Most often, the stories we hear about confidence are the ones where the athlete (or musician) was certain that success would be theirs. Where they went to the Olympics (or the big audition for principal trombone) absolutely convinced that they were going to win.
That kind of confidence is nice, and it can definitely be an asset in tough high-pressure situations. But if you are having trouble finding the self-assured uber-confident hotshot within, don't stress out about it too much.
by Noa Kageyama, Ph.D.
I recently had the good fortune of hearing an Israeli conductor by the name of Itay Talgam give a talk on leadership. He has taken what he knows about leading from the podium, and uses conducting an orchestra as a metaphor to help spark new insights about leadership in the business executives and government officials he works with (ranging from the CEO of Chanel to the Mongolian Parliament).
Watch the following TED video which provides a glimpse of his ideas.
There is, undoubtedly, a certain standard of excellence that must be upheld. A command of the mechanics of playing one's instrument. A deep and nuanced understanding of the vocabulary, grammar, and language of music. An appreciation of the point of it all.
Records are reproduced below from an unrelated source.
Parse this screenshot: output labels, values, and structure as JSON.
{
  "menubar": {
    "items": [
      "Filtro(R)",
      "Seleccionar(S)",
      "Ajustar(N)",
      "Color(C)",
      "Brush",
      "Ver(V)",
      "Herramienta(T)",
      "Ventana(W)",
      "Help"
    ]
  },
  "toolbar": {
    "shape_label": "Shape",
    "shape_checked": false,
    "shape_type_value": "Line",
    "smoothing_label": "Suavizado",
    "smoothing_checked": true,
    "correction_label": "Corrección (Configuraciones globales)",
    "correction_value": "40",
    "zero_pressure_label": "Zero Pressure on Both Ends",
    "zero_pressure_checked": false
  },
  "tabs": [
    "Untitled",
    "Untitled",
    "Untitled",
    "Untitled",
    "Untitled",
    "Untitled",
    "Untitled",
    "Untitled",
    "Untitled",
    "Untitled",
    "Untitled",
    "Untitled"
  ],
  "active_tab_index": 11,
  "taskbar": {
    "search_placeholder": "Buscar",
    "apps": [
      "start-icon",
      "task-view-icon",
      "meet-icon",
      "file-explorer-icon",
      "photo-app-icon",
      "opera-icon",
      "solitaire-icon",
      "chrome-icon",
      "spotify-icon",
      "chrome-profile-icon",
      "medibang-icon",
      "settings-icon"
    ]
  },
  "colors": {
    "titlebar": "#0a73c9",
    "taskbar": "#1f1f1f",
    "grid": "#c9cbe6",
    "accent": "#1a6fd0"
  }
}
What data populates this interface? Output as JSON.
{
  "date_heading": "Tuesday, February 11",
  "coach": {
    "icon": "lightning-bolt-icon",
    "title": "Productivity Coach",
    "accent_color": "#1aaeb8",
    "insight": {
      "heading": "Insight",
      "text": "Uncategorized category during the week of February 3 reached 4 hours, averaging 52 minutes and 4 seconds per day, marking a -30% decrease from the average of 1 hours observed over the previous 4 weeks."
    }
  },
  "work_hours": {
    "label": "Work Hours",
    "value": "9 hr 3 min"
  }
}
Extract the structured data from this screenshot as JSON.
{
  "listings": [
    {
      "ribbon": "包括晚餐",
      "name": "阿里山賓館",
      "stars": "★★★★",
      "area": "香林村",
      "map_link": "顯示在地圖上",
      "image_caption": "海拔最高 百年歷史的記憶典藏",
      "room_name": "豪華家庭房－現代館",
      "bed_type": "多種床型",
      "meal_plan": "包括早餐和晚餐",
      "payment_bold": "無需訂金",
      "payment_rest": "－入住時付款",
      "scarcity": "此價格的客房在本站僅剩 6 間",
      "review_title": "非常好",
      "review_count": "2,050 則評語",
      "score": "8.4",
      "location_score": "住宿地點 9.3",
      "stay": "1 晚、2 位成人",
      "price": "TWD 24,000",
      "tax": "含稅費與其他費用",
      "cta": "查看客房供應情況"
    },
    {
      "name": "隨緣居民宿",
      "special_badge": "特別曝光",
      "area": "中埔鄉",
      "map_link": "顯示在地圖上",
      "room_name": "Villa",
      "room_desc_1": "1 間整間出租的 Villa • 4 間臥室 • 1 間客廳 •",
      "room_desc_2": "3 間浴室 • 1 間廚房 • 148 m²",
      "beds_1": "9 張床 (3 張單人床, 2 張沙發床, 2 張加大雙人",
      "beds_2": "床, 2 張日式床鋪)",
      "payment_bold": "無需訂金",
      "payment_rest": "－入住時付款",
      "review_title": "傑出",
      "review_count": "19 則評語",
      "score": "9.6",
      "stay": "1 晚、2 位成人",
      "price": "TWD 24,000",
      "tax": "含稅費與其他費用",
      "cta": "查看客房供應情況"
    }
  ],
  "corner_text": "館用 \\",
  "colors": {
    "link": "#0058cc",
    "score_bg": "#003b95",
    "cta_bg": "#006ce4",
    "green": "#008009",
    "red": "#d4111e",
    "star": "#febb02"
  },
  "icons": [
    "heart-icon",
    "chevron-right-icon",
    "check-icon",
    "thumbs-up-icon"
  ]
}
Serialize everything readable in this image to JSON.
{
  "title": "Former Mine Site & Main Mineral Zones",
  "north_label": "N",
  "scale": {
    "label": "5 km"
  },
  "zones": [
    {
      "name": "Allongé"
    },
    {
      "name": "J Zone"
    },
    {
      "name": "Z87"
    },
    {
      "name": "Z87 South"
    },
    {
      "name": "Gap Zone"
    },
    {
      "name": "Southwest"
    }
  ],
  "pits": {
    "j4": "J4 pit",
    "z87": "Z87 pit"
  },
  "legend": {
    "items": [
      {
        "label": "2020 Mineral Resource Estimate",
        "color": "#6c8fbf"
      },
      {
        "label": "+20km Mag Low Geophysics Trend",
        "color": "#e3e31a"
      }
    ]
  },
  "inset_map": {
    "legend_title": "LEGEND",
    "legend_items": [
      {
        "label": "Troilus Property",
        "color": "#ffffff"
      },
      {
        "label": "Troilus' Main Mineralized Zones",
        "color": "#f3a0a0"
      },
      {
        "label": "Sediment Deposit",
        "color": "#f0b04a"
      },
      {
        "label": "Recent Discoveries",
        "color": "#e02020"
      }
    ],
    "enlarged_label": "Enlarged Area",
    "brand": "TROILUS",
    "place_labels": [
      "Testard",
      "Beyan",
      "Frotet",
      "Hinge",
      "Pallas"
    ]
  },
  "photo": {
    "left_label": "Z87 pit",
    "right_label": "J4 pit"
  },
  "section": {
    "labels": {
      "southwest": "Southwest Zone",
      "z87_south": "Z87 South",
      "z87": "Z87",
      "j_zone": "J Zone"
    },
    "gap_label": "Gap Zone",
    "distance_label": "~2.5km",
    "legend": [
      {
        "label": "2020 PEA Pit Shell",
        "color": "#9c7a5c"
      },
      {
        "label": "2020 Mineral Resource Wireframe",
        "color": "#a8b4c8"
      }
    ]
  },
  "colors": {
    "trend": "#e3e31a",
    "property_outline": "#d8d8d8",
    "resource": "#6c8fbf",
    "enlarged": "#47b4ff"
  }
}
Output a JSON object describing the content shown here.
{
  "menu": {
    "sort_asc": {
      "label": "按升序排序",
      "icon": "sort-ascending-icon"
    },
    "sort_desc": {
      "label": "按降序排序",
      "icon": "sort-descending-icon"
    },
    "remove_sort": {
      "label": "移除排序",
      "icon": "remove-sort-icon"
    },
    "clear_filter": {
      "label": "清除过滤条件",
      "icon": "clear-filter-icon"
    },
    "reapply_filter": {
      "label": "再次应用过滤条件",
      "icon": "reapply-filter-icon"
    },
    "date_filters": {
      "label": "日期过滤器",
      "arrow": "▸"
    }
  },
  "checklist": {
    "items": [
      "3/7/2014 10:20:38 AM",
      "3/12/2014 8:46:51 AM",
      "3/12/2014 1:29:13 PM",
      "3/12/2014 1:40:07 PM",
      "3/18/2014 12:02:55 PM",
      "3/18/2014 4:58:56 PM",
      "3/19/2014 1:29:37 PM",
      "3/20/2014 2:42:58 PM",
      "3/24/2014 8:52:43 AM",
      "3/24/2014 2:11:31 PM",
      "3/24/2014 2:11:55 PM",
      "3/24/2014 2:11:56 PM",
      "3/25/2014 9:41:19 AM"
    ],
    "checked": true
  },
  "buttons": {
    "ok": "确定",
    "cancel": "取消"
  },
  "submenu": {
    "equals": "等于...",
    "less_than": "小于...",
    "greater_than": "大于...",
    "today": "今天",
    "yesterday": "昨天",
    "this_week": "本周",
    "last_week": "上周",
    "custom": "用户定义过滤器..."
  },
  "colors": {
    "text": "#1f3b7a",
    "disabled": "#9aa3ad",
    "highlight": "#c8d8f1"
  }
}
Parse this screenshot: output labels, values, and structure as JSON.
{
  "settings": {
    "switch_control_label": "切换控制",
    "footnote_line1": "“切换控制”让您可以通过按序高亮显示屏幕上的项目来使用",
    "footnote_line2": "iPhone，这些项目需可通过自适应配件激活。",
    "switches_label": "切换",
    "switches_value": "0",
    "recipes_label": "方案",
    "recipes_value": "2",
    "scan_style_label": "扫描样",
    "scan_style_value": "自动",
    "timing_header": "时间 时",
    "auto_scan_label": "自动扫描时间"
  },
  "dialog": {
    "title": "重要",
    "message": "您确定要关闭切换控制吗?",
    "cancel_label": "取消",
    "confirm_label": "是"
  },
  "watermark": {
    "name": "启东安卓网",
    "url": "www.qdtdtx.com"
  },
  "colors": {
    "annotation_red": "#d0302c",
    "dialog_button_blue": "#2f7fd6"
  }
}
But in a day and age in which the level of technical musicianship is higher than it's ever been, what if we are reaching a point of diminishing returns? After all, how much more is a listener willing to pay for a performance that is 2.4%…